The Houston-area blogosphere currently is engaged in an interesting, frank discussion of mass transit and light rail in the city.
Tory Gattis got the latest round going with his post, A hypothesis on the deeper psychology of light rail:
For transit, it’s relatively cost efficient and maximizes federal funds. It will probably actually move a fair number of people. It connects most of the core attractions and job centers of our city with only two crossing lines. It’ll probably generate a fair amount of high-density new-urbanist development along the lines. With more bus-rail transfers/connections, it’s probably going to actually make a lot of trips more inconvenient for a lot of the transit dependent and reduce overall ridership (as it has already), but the more transit-dependent parts of town voted the most overwhelmingly for the plan, so it must be a tradeoff they’re willing to make. Sure, it’s a little bit of a splurge for the city, but haven’t you ever splurged on something nice for your house that wasn’t pure economic rationality?
Tom Kirkendall, who might well be described as the economist-rationalist blogger, responded today with The psychology of light rail:
Tory is clearly on to something in that there appears to be an element of a civic inferiority complex underlying some folks’ support for light rail. However, Tory’s point still does not explain why people who need mass transit the most — i.e., folks who cannot afford the cost of buying and maintaining a car — support light rail, which certainly does not improve their mobility and, by drawing resources away from mobility projects that would, probably harms it.
Meanwhile, the light rail interest groups garner support for light rail from the part of the electorate that actually needs mass transit by simultaneously limiting the mass transit choices and threatening that part of the electorate with loss of the governmental funds for mass transit if they fail to support light rail. Thus, a referendum on mass transit issues is never promoted with choices between alternatives such as a light rail system, one one hand, and a cheaper and more effective bus-based system system, on the other. It’s simply an “all or nothing” choice, and folks who need mass transit will understandably vote in favor of getting their share of public transportation funds even if it does not improve their mobility one iota. Indeed, given the cost of light rail systems, one wonders how those citizens who actually need mass transit would vote if the alternative were a light rail system, on one hand, and a new Toyota Prius for each such citizen, on the other? Frankly, the cost of the latter alternative would likely be cheaper than most any light rail plan.

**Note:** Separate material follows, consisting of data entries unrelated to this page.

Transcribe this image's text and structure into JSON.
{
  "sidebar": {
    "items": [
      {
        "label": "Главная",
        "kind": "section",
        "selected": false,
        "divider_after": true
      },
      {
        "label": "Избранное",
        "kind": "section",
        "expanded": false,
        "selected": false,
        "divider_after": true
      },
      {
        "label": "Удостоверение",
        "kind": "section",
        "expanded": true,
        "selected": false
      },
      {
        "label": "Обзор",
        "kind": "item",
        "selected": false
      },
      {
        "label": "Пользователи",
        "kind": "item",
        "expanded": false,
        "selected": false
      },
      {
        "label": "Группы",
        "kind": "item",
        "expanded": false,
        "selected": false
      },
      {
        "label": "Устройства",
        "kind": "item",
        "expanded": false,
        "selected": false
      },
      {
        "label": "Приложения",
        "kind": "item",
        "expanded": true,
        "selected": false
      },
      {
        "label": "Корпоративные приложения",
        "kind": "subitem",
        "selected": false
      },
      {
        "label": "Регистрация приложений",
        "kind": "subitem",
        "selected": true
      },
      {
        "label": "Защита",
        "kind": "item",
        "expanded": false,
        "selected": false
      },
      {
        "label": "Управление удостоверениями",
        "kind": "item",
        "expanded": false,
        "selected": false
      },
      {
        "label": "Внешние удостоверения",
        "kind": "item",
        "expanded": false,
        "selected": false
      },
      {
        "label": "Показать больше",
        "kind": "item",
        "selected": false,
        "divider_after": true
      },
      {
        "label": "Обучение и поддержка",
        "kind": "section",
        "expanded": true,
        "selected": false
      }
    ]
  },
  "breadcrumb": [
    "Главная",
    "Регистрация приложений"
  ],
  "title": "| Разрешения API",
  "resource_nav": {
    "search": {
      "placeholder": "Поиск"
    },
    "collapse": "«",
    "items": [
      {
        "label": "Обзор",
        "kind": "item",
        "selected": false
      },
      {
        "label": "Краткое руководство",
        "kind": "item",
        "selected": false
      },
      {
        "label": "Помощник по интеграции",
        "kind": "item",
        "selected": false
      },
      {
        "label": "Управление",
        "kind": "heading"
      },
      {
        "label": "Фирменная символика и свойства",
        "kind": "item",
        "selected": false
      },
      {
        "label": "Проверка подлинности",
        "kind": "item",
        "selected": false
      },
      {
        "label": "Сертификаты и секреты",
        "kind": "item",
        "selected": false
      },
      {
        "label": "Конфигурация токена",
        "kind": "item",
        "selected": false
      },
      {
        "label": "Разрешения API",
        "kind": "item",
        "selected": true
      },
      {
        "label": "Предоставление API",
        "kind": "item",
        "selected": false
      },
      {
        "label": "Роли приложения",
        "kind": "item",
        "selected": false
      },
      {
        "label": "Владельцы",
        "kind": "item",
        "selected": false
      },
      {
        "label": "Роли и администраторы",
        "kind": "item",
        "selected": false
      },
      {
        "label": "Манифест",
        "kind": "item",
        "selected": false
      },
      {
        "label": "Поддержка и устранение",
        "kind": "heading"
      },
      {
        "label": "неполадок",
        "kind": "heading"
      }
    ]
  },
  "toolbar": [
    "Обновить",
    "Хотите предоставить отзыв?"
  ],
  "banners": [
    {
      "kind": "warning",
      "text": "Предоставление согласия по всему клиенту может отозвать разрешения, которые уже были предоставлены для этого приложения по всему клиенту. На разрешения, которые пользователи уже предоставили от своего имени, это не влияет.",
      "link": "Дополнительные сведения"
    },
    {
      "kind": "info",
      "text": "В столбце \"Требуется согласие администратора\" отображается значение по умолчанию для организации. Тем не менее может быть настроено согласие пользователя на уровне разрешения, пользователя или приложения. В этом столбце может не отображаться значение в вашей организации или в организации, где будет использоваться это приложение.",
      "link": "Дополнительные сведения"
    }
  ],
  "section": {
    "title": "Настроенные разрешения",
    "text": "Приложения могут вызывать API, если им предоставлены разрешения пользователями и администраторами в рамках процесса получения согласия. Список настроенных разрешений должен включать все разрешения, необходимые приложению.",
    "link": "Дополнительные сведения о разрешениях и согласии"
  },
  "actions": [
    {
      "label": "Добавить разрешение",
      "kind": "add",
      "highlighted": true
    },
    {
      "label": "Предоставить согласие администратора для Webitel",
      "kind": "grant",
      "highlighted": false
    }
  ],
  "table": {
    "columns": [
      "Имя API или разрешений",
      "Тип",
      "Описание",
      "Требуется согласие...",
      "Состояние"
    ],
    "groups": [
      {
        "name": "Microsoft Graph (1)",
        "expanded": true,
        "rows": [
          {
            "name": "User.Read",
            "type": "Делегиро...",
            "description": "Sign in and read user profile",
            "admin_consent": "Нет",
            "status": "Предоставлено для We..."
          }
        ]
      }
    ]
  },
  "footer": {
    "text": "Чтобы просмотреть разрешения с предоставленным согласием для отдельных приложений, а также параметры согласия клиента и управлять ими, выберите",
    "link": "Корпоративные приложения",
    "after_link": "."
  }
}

So, at the end of the day, where does that leave us? Is it wrong that people who need mass transit vote in favor of something that does not really address their needs? No … but it troubles me when they are misled in doing so.
And Laurence Simon, a regular user of mass transit in Houston, notes one constituency that seems to be availing itself of the light rail:
I didn’t think much of it at the time, but there were at least two obvious bums on the Danger Train during my ride on Friday evening. As we like to say at work: “They reek like Dialup.”
“Got a buck… anyone got a buck, just one buck… all I need.”
It didn’t take long for the platforms to turn into bum-magnets. I rarely get to a platform without having to pass by at least one actively-soliciting beggar. But it’s not like there’s an organized flock of them… yet.
Look for the Houston-area blogosphere — unlike the local newspaper — to continue to foster a true debate over area mass-transit policy.